== Segment start ==
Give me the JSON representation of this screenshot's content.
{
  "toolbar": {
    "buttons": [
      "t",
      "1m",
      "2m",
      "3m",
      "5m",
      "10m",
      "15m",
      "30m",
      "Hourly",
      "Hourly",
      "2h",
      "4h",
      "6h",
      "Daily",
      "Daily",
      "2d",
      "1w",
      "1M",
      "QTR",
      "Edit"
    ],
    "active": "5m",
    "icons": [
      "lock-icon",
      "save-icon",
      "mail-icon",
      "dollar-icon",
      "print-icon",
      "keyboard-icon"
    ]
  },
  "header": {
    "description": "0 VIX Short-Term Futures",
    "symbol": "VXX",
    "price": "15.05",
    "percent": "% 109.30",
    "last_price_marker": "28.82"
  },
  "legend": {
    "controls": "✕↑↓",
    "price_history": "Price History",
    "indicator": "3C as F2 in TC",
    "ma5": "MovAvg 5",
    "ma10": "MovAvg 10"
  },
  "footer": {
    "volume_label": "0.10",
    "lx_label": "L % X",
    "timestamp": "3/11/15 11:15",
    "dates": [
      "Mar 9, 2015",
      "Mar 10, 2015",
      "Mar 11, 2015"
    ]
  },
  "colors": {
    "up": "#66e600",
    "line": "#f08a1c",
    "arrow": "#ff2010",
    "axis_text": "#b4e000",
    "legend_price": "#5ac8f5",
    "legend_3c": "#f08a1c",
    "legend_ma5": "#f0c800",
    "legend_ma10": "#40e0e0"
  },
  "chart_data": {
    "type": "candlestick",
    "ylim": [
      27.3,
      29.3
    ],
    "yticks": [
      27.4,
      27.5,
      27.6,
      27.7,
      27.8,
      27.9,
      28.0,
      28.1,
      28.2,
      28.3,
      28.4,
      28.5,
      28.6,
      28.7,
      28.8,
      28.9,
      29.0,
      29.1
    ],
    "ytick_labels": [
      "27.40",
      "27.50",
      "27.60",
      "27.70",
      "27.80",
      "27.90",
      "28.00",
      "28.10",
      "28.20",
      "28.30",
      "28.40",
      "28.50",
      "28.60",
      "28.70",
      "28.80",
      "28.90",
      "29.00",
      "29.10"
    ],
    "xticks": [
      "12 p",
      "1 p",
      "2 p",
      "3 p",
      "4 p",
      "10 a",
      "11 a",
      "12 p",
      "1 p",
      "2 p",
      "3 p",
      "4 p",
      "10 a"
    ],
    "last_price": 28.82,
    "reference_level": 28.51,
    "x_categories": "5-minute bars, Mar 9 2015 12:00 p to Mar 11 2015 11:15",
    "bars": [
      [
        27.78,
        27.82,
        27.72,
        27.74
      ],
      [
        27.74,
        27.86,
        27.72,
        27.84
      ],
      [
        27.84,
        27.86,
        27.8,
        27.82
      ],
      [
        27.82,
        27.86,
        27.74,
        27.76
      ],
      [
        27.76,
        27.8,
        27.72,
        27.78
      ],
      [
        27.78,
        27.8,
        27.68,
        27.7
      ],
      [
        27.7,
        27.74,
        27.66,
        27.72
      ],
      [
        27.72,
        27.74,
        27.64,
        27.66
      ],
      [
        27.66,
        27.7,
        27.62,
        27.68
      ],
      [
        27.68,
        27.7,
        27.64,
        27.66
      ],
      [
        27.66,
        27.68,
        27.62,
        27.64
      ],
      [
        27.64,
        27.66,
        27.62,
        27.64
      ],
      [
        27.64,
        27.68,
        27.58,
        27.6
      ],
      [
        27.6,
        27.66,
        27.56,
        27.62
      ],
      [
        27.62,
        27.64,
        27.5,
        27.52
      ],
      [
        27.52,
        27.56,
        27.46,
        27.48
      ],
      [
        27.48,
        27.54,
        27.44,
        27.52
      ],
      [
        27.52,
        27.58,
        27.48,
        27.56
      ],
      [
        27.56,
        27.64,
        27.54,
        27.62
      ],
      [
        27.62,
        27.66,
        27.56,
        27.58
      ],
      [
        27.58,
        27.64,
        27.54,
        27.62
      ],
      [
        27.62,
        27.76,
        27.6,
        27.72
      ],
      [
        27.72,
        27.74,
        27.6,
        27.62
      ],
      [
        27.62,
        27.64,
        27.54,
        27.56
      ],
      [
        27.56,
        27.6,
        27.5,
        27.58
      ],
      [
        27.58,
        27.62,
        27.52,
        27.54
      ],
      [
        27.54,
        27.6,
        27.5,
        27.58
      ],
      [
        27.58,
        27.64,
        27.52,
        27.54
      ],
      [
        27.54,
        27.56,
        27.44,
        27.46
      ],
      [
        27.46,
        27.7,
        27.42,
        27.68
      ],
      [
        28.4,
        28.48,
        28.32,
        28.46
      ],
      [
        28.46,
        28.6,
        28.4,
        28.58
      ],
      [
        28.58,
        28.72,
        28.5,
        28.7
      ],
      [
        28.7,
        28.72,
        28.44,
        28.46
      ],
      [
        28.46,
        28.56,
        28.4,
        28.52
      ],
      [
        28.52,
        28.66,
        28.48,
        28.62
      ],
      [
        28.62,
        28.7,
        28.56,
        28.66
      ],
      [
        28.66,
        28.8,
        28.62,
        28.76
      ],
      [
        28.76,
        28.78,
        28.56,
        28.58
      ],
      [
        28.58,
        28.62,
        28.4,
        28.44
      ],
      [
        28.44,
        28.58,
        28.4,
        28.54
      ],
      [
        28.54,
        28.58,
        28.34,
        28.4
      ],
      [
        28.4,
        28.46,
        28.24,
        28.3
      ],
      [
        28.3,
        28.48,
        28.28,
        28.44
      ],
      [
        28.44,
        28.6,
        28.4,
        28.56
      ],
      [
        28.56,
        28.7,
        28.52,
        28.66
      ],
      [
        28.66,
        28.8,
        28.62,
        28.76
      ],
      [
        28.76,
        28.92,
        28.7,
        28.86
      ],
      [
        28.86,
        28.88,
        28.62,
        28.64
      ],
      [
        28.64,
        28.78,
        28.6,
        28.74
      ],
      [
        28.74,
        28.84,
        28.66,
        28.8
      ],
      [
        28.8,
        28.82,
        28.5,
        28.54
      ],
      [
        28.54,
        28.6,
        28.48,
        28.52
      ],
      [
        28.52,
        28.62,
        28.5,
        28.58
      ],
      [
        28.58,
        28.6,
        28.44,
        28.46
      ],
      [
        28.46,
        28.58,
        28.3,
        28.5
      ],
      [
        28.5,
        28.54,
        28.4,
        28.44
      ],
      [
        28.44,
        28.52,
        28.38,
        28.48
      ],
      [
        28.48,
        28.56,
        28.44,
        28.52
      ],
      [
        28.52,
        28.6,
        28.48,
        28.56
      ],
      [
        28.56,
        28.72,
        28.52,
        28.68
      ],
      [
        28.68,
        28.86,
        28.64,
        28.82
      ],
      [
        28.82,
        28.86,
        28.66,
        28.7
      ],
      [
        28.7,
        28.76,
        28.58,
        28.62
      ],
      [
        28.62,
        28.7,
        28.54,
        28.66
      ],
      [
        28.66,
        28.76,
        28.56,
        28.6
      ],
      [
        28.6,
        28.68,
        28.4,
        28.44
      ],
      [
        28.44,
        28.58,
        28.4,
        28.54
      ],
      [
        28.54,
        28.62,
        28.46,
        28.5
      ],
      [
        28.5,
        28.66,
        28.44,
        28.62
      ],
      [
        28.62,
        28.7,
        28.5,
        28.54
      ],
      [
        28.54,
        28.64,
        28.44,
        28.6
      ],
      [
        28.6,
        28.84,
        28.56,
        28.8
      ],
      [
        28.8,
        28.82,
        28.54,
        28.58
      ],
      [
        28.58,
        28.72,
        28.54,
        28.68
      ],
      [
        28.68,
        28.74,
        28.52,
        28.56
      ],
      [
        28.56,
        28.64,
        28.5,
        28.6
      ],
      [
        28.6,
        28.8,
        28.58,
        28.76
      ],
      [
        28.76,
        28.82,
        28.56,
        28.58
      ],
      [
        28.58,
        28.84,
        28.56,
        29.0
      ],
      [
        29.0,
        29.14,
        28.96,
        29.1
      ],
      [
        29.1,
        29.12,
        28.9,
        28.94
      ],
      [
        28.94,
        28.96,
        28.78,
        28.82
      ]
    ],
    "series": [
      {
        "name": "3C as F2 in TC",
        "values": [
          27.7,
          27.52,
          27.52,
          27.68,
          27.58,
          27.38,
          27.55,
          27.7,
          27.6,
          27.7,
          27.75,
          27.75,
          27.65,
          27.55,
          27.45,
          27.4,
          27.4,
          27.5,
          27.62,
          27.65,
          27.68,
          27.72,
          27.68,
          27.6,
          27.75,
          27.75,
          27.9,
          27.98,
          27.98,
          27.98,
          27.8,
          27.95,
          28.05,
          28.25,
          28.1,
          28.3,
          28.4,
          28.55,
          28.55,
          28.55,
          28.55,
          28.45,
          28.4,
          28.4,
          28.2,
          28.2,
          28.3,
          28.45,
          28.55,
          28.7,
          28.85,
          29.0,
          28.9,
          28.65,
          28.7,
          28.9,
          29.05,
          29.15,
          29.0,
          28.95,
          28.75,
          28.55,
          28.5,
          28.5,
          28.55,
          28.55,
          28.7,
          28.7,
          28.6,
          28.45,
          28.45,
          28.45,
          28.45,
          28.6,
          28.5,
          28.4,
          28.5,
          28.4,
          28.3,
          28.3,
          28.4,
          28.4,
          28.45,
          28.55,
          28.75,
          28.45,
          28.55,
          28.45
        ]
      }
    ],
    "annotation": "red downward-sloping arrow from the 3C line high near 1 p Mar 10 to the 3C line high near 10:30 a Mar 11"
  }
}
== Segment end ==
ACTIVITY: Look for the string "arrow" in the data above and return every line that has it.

RESPONSE BOX:
    "arrow": "#ff2010",
    "annotation": "red downward-sloping arrow from the 3C line high near 1 p Mar 10 to the 3C line high near 10:30 a Mar 11"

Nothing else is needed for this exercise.